*Activity*
Draw out every line with the word "capuche" from the listing below.
Data records below:
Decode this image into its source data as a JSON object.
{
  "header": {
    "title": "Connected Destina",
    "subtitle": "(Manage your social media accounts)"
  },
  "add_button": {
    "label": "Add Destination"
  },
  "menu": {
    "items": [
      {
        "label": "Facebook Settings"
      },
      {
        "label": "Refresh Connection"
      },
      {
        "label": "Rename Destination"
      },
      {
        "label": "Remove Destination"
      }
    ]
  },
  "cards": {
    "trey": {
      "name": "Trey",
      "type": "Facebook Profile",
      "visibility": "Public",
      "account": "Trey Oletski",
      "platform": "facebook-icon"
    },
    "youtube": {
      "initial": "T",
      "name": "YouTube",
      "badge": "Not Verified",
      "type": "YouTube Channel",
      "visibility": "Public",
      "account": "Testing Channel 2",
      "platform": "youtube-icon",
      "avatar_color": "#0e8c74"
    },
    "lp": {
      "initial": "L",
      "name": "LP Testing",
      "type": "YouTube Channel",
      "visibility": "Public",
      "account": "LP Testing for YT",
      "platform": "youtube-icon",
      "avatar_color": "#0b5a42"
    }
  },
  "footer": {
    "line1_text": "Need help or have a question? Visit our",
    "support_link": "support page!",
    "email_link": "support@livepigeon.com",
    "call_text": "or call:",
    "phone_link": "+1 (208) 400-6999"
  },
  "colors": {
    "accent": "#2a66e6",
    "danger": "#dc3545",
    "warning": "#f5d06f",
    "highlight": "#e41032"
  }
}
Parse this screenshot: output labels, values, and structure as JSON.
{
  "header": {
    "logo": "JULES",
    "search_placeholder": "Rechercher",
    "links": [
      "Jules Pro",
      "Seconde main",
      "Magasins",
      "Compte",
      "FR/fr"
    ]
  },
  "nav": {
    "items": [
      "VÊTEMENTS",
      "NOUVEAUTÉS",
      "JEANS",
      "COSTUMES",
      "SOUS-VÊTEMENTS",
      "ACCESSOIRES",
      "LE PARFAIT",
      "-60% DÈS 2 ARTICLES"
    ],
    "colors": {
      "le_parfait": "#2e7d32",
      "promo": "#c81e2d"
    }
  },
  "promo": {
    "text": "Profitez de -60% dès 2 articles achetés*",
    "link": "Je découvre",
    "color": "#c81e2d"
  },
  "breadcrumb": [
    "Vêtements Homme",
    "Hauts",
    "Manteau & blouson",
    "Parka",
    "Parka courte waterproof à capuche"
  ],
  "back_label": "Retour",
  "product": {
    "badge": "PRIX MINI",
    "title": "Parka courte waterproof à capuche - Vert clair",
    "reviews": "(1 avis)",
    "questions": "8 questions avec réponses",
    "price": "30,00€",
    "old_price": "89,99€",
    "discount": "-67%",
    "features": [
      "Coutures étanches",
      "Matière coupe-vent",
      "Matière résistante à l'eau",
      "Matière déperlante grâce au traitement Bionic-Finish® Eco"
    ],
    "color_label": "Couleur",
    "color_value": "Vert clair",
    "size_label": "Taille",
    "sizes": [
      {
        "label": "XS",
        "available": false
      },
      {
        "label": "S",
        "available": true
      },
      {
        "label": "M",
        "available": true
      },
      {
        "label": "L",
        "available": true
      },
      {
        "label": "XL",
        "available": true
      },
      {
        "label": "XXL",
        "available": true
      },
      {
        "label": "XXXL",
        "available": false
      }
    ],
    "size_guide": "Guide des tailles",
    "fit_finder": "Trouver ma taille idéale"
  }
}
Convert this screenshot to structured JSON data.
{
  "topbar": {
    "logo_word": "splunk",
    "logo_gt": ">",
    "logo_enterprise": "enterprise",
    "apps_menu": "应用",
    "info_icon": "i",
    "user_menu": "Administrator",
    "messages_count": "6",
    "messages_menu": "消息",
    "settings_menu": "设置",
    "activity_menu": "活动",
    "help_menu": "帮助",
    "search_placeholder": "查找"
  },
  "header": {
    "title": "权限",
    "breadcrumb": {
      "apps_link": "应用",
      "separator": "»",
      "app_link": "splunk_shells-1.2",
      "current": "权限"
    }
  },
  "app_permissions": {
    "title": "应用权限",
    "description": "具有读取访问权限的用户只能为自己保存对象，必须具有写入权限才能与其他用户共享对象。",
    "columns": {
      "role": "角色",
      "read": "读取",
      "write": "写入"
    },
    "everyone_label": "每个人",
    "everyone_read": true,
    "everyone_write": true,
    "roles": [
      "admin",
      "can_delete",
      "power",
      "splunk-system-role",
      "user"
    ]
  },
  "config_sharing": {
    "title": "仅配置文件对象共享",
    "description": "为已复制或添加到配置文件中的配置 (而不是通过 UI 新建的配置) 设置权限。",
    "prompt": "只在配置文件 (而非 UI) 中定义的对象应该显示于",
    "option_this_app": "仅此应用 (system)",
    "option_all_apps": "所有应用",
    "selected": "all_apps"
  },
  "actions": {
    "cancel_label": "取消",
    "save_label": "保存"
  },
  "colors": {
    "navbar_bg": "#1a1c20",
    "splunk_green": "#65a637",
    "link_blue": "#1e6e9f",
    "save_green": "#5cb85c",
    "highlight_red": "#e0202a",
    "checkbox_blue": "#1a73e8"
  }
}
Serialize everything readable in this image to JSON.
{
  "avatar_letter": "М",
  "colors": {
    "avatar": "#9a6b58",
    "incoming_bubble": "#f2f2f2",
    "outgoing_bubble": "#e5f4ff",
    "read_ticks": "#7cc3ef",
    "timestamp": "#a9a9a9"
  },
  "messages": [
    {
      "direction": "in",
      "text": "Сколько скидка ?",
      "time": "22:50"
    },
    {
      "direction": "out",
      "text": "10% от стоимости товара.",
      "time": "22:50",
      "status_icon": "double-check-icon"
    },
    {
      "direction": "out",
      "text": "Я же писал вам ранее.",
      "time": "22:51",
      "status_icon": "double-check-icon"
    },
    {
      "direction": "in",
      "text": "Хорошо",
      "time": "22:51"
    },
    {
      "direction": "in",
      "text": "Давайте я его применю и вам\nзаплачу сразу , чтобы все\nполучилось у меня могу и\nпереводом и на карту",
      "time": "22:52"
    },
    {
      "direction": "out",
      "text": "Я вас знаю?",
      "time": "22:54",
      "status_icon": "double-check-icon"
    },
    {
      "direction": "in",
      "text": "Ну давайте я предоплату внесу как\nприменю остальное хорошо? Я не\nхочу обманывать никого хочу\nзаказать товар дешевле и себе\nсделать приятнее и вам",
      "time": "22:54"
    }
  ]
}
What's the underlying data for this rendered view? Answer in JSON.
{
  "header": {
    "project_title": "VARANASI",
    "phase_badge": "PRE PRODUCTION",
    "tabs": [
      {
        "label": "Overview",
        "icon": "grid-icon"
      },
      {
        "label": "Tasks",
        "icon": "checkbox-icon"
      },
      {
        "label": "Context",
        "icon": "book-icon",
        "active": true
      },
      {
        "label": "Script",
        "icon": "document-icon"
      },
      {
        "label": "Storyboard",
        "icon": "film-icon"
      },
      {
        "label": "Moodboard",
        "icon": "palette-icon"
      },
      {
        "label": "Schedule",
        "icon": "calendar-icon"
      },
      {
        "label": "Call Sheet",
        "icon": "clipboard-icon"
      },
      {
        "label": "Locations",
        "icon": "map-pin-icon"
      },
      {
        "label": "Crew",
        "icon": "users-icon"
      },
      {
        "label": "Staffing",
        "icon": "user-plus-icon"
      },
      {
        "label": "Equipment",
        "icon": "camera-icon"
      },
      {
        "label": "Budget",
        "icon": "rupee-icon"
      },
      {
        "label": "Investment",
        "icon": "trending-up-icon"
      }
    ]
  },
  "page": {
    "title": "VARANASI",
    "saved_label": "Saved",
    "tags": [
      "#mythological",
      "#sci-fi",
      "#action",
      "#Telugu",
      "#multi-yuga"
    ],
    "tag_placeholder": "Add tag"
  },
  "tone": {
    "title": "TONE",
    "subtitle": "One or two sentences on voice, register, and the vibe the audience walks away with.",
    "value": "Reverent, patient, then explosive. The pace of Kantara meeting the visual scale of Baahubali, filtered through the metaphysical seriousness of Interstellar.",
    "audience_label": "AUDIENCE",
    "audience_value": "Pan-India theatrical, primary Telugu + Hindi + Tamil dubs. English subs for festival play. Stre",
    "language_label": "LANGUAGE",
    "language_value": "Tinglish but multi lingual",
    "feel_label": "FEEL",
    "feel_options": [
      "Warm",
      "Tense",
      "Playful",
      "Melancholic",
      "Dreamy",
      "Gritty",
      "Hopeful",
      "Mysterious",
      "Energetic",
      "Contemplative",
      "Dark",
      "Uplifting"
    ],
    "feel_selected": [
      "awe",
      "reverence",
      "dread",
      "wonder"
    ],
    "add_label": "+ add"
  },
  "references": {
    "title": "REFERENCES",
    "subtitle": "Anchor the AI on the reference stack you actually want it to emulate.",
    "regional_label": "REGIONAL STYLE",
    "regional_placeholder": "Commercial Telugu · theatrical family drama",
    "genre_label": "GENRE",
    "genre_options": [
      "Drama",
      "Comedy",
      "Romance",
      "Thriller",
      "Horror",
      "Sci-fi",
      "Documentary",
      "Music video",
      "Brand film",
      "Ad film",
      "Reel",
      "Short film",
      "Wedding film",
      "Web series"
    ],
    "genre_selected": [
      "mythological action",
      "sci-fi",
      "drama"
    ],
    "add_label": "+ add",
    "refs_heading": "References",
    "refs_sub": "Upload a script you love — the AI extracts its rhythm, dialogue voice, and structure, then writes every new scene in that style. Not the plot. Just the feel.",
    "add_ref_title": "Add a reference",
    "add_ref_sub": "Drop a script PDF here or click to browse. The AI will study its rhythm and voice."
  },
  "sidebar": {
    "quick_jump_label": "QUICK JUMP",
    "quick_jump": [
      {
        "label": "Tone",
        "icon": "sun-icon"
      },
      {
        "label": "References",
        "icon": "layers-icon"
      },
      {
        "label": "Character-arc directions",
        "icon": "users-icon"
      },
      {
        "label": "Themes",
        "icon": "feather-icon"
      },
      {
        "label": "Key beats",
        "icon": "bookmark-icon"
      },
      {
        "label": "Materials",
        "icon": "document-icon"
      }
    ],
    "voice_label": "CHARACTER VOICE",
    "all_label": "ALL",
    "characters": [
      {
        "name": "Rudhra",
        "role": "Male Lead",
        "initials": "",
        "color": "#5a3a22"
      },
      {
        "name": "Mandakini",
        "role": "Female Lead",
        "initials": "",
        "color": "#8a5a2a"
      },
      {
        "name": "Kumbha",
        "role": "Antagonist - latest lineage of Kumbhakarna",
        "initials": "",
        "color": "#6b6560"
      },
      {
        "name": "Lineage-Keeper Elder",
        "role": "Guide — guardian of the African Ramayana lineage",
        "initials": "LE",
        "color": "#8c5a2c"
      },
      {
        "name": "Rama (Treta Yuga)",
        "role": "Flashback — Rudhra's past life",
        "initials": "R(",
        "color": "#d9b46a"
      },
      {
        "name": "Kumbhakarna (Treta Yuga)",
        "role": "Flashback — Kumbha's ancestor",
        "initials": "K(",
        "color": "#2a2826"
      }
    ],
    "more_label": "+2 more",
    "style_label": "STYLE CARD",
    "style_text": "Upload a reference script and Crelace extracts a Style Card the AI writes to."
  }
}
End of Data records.
*Your response*
    "Parka courte waterproof à capuche"
    "title": "Parka courte waterproof à capuche - Vert clair",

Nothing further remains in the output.